(Records from a data collection)
--- --- ---
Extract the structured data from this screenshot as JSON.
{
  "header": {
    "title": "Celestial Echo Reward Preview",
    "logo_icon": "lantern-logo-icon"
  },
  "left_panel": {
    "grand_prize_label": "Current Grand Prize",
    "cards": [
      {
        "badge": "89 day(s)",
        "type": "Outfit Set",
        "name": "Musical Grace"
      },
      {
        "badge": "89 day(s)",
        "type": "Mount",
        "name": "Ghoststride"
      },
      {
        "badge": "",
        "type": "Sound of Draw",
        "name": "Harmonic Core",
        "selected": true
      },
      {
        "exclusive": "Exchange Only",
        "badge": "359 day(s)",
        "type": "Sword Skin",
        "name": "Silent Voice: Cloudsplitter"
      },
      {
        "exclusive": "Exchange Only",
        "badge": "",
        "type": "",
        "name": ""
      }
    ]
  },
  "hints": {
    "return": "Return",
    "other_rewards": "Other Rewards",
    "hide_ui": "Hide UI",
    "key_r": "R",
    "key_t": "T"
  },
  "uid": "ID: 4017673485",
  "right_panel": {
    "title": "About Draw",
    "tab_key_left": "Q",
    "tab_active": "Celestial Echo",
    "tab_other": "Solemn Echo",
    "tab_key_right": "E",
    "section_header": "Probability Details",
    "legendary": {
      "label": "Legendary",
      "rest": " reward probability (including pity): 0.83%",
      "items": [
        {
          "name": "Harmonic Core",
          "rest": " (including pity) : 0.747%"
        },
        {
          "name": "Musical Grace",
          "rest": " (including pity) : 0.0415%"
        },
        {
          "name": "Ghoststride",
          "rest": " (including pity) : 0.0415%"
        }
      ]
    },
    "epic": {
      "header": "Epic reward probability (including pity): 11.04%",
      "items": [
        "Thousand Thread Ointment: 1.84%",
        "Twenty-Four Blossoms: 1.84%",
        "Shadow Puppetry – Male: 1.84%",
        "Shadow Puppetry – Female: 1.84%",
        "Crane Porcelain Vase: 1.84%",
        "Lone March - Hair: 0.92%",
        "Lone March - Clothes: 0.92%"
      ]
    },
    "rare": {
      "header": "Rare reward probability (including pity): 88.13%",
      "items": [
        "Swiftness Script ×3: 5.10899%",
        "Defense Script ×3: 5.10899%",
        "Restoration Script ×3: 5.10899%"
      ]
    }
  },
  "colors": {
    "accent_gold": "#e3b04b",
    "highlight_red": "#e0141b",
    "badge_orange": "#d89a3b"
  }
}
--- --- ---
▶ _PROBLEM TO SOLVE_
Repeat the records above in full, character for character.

▶ _ANSWER FOR THE TASK_
Extract the structured data from this screenshot as JSON.
{
  "header": {
    "title": "Celestial Echo Reward Preview",
    "logo_icon": "lantern-logo-icon"
  },
  "left_panel": {
    "grand_prize_label": "Current Grand Prize",
    "cards": [
      {
        "badge": "89 day(s)",
        "type": "Outfit Set",
        "name": "Musical Grace"
      },
      {
        "badge": "89 day(s)",
        "type": "Mount",
        "name": "Ghoststride"
      },
      {
        "badge": "",
        "type": "Sound of Draw",
        "name": "Harmonic Core",
        "selected": true
      },
      {
        "exclusive": "Exchange Only",
        "badge": "359 day(s)",
        "type": "Sword Skin",
        "name": "Silent Voice: Cloudsplitter"
      },
      {
        "exclusive": "Exchange Only",
        "badge": "",
        "type": "",
        "name": ""
      }
    ]
  },
  "hints": {
    "return": "Return",
    "other_rewards": "Other Rewards",
    "hide_ui": "Hide UI",
    "key_r": "R",
    "key_t": "T"
  },
  "uid": "ID: 4017673485",
  "right_panel": {
    "title": "About Draw",
    "tab_key_left": "Q",
    "tab_active": "Celestial Echo",
    "tab_other": "Solemn Echo",
    "tab_key_right": "E",
    "section_header": "Probability Details",
    "legendary": {
      "label": "Legendary",
      "rest": " reward probability (including pity): 0.83%",
      "items": [
        {
          "name": "Harmonic Core",
          "rest": " (including pity) : 0.747%"
        },
        {
          "name": "Musical Grace",
          "rest": " (including pity) : 0.0415%"
        },
        {
          "name": "Ghoststride",
          "rest": " (including pity) : 0.0415%"
        }
      ]
    },
    "epic": {
      "header": "Epic reward probability (including pity): 11.04%",
      "items": [
        "Thousand Thread Ointment: 1.84%",
        "Twenty-Four Blossoms: 1.84%",
        "Shadow Puppetry – Male: 1.84%",
        "Shadow Puppetry – Female: 1.84%",
        "Crane Porcelain Vase: 1.84%",
        "Lone March - Hair: 0.92%",
        "Lone March - Clothes: 0.92%"
      ]
    },
    "rare": {
      "header": "Rare reward probability (including pity): 88.13%",
      "items": [
        "Swiftness Script ×3: 5.10899%",
        "Defense Script ×3: 5.10899%",
        "Restoration Script ×3: 5.10899%"
      ]
    }
  },
  "colors": {
    "accent_gold": "#e3b04b",
    "highlight_red": "#e0141b",
    "badge_orange": "#d89a3b"
  }
}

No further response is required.